On other cam­puses, 70.8 percent of pro­fessors identify them­selves as Democrats, according to a 2007 study by Neil Gross and Solon Simmons. The study also found that 20.8 percent of pro­fessors called them­selves Repub­licans and 8.5 percent regarded them­selves as inde­pen­dents.

Some Hillsdale pro­fessors expressed more apathy about their political ide­ologies. Pro­fessor of Biology Dan York iden­tifies as “totally non-political” and tends to vote on issues rather than political parties.

“I believe in the power of the free market and per­sonal respon­si­bility for one’s own life,” York said. “There are so many sim­i­lar­ities between the free market system and ecosystems: when things go wrong with either, I strongly feel it is best to just leave them alone to work out the problems without trying to over-manage them.”

A number of faculty members also declined to speak on the topic, stating that it was not their place to espouse their per­sonal political opinions. But several of the anonymous responses even included extra notes from the pro­fessors:

“All I want from a can­didate is envi­ron­mental and fiscal respon­si­bility,” said a Democrat. “Since this is not found any­where in today’s political climate, I am stuck with the party that causes the least damage.”

A Repub­lican was sim­i­larly unen­thu­si­astic about the choices: “I lean Repub­lican, and I intend to vote for Romney. But, in reality, I don’t like the ‘Stupid Party’ much better than the ‘Evil’ Party.”
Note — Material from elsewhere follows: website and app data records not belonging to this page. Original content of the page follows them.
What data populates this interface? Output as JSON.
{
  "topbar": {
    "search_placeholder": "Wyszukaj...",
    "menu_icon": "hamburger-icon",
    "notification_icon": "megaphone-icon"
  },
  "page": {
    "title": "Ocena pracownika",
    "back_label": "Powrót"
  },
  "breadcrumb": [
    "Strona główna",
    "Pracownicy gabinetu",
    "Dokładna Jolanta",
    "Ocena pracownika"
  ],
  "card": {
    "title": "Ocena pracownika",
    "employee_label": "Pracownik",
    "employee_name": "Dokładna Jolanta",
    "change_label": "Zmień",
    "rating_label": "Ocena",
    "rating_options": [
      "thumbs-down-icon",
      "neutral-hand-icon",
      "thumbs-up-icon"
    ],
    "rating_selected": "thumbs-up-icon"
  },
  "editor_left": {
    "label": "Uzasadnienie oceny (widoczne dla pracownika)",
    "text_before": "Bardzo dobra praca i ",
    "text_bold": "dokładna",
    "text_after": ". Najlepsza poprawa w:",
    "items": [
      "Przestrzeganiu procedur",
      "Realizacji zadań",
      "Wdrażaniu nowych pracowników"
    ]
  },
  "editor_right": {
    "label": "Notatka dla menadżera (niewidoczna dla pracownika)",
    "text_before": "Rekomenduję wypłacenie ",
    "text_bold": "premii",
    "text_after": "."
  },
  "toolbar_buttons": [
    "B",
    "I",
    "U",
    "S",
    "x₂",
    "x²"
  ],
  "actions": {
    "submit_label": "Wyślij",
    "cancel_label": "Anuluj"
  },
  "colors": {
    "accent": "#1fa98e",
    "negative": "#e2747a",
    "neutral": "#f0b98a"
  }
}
Others expressed their passion. “Down with the Fed! Ron Paul Rev­o­lution!” a Lib­er­tarian wrote, cir­cling the back­wards “love” in “Rev­o­lution.”

Despite the range of responses, Pro­fessor of History and Kirk Chair Brad Birzer, who con­siders himself a Lib­er­tarian, said there is an overall unity.

“We have a great faculty, and I think we see each other for the best in that person,” he said. “I’ve never seen any demand to conform polit­i­cally.”